Increasingly, similarity networks are being used for evolutionary analyses of molecular datasets. These networks are very useful, in particular for the analysis of gene sharing, lateral gene transfer and for the detection of distant homologs. Currently, such analyses require some computer programming skills due to the limited availability of user-friendly freely distributed software. Consequently, although appealing, the construction and analyses of these networks remain less familiar to biologists than do phylogenetic approaches.

Results

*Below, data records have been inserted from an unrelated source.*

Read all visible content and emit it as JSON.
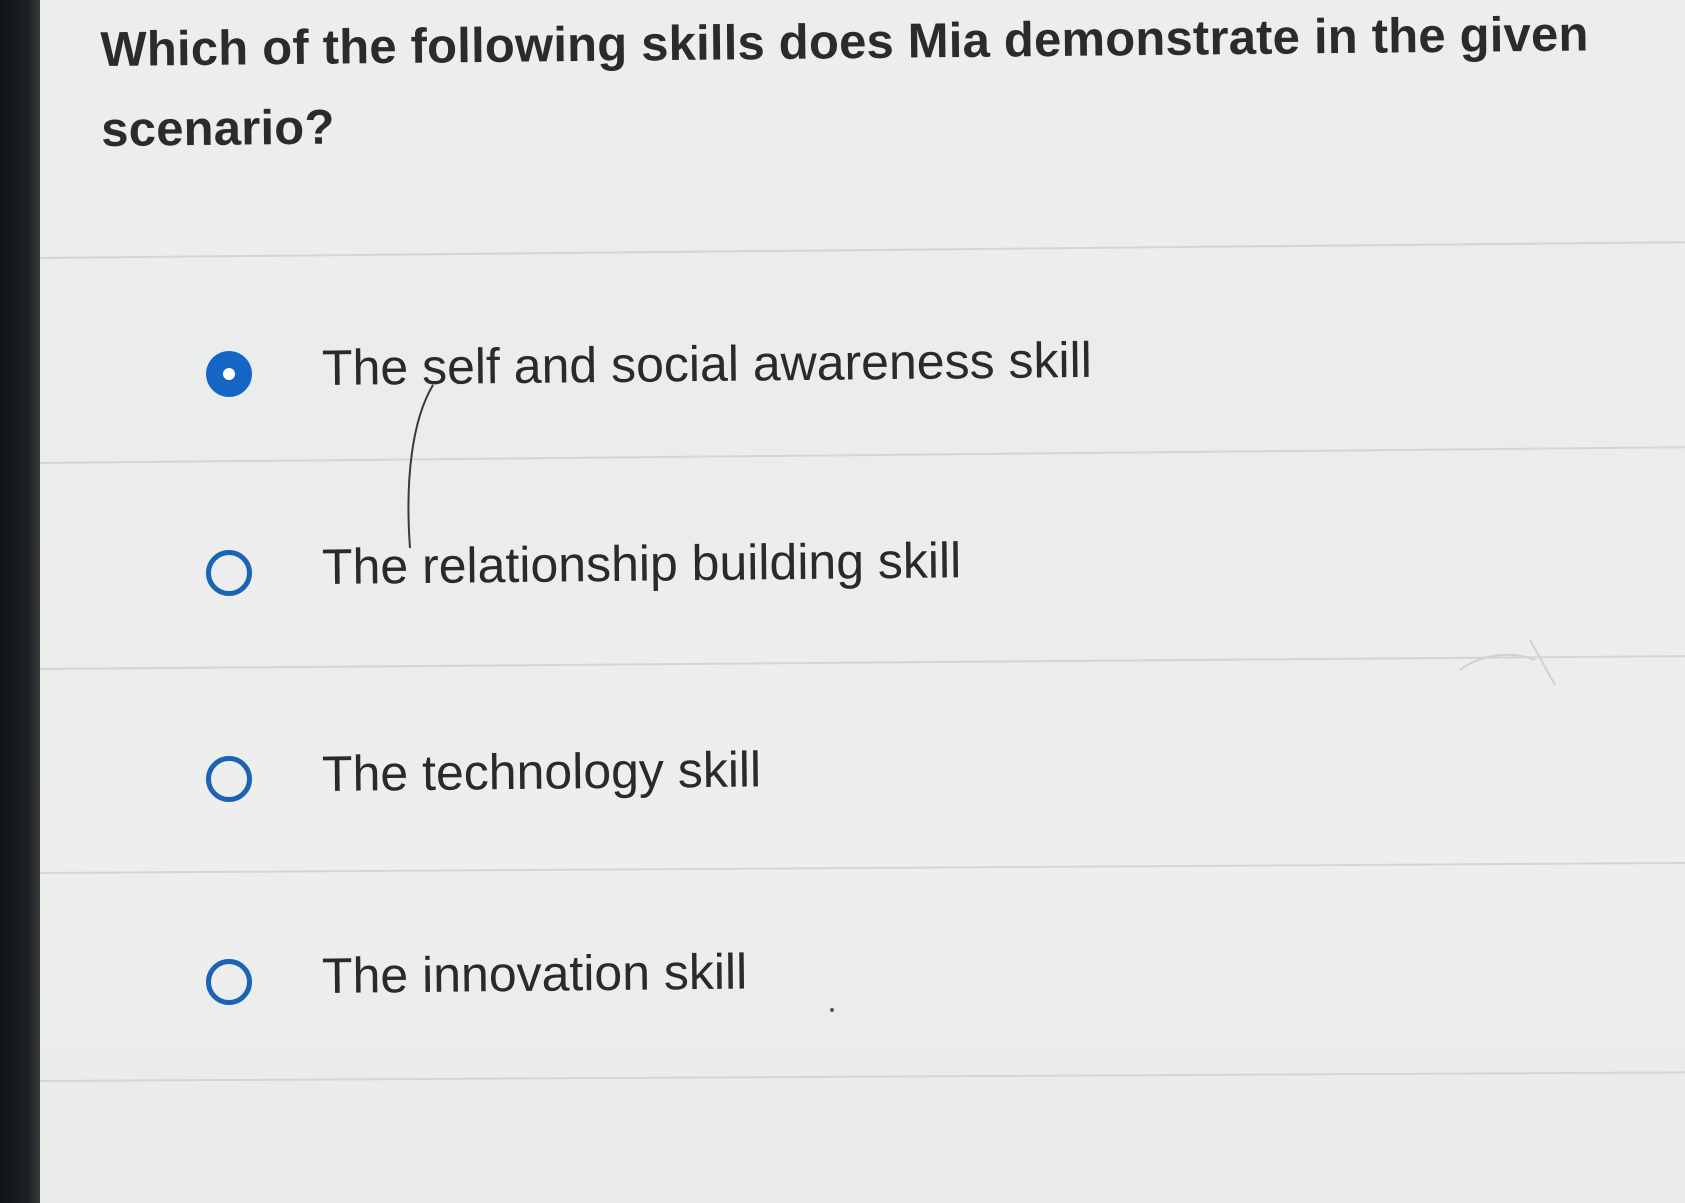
{
  "question": {
    "text": "Which of the following skills does Mia demonstrate in the given scenario?"
  },
  "options": [
    {
      "label": "The self and social awareness skill",
      "selected": true
    },
    {
      "label": "The relationship building skill",
      "selected": false
    },
    {
      "label": "The technology skill",
      "selected": false
    },
    {
      "label": "The innovation skill",
      "selected": false
    }
  ],
  "colors": {
    "accent": "#1565c6",
    "text": "#2a2a2a",
    "background": "#ebedec"
  }
}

In order to ease the use of similarity networks in the community of evolutionary biologists, we introduce a software program, EGN, that runs under Linux or MacOSX. EGN automates the reconstruction of gene and genome networks from nucleic and proteic sequences. EGN also implements statistics describing genetic diversity in these samples, for various user-defined thresholds of similarities. In the interest of studying the complexity of evolutionary processes affecting microbial evolution, we applied EGN to a dataset of 571,044 proteic sequences from the three domains of life and from mobile elements. We observed that, in Borrelia, plasmids play a different role than in most other eubacteria. Rather than being genetic couriers involved in lateral gene transfer, Borrelia’s plasmids and their genes act as private genetic goods, that contribute to the creation of genetic diversity within their parasitic hosts.

Conclusion

EGN can be used for constructing, analyzing, and mining molecular datasets in evolutionary studies. The program can help increase our knowledge of the processes through which genes from distinct sources and/or from multiple genomes co-evolve in lineages of cellular organisms.

Keywords:
Similarity network; Evolution; Borrelia; Plasmid; Genomics; Graph; Pathogen; Lateral gene transfer; Introgressive descent